When the string "title" is part of a line below, that line should be copied.

(Stored data entries)
= = = =

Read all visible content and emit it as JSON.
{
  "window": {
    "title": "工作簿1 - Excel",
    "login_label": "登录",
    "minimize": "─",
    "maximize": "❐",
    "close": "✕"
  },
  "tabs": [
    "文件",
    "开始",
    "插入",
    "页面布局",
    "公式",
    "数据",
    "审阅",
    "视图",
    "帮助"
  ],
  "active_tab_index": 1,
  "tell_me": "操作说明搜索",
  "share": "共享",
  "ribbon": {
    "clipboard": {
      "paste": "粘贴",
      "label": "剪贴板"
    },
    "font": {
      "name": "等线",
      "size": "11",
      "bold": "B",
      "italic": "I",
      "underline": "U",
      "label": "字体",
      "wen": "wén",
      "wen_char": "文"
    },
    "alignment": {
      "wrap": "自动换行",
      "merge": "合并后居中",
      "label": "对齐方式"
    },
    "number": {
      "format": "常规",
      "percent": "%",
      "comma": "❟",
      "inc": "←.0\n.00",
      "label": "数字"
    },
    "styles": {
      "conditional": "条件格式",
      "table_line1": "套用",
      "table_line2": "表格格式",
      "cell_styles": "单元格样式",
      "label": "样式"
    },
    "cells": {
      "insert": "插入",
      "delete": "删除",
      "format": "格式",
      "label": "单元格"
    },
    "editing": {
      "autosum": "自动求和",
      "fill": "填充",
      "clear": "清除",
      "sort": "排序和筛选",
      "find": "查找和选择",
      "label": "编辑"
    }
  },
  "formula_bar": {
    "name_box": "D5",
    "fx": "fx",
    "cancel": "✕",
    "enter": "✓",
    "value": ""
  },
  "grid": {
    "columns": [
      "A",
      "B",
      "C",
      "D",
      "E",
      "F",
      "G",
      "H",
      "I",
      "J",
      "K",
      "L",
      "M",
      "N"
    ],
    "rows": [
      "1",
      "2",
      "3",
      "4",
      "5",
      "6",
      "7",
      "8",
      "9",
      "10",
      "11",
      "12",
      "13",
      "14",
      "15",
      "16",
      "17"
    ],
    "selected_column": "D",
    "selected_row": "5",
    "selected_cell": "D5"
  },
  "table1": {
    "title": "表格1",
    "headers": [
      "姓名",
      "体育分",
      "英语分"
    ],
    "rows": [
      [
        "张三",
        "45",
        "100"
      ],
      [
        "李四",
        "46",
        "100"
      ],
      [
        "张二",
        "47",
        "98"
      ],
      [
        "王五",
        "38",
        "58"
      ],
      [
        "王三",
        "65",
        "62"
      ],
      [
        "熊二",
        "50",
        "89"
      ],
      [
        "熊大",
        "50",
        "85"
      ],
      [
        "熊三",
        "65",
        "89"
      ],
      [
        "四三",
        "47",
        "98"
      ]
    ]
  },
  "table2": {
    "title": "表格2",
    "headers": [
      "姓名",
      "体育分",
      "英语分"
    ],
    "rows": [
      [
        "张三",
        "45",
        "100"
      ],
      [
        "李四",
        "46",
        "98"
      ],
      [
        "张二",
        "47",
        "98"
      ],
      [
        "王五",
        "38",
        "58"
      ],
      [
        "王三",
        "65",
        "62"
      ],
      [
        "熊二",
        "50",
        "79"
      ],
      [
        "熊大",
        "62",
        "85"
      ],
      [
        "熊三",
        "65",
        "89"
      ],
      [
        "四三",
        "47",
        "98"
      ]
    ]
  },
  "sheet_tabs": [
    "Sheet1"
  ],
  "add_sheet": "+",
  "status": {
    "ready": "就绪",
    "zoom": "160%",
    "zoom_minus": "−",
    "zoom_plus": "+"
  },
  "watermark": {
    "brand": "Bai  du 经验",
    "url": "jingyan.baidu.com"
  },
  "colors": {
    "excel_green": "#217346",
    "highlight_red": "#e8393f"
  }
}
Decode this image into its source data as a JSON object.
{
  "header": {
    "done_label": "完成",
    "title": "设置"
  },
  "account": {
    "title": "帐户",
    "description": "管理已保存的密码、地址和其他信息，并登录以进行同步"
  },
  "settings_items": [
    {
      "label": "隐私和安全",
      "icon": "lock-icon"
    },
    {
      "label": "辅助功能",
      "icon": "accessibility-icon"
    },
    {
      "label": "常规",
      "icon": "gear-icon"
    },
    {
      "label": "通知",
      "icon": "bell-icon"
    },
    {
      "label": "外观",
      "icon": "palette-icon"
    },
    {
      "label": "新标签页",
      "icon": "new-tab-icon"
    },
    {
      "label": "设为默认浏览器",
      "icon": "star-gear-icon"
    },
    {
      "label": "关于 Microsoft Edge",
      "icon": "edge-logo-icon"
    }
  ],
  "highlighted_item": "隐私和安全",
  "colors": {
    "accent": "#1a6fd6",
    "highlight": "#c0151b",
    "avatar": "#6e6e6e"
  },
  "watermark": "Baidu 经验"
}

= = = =

• _RESULT_
    "title": "工作簿1 - Excel",
    "title": "表格1",
    "title": "表格2",
    "title": "设置"
    "title": "帐户",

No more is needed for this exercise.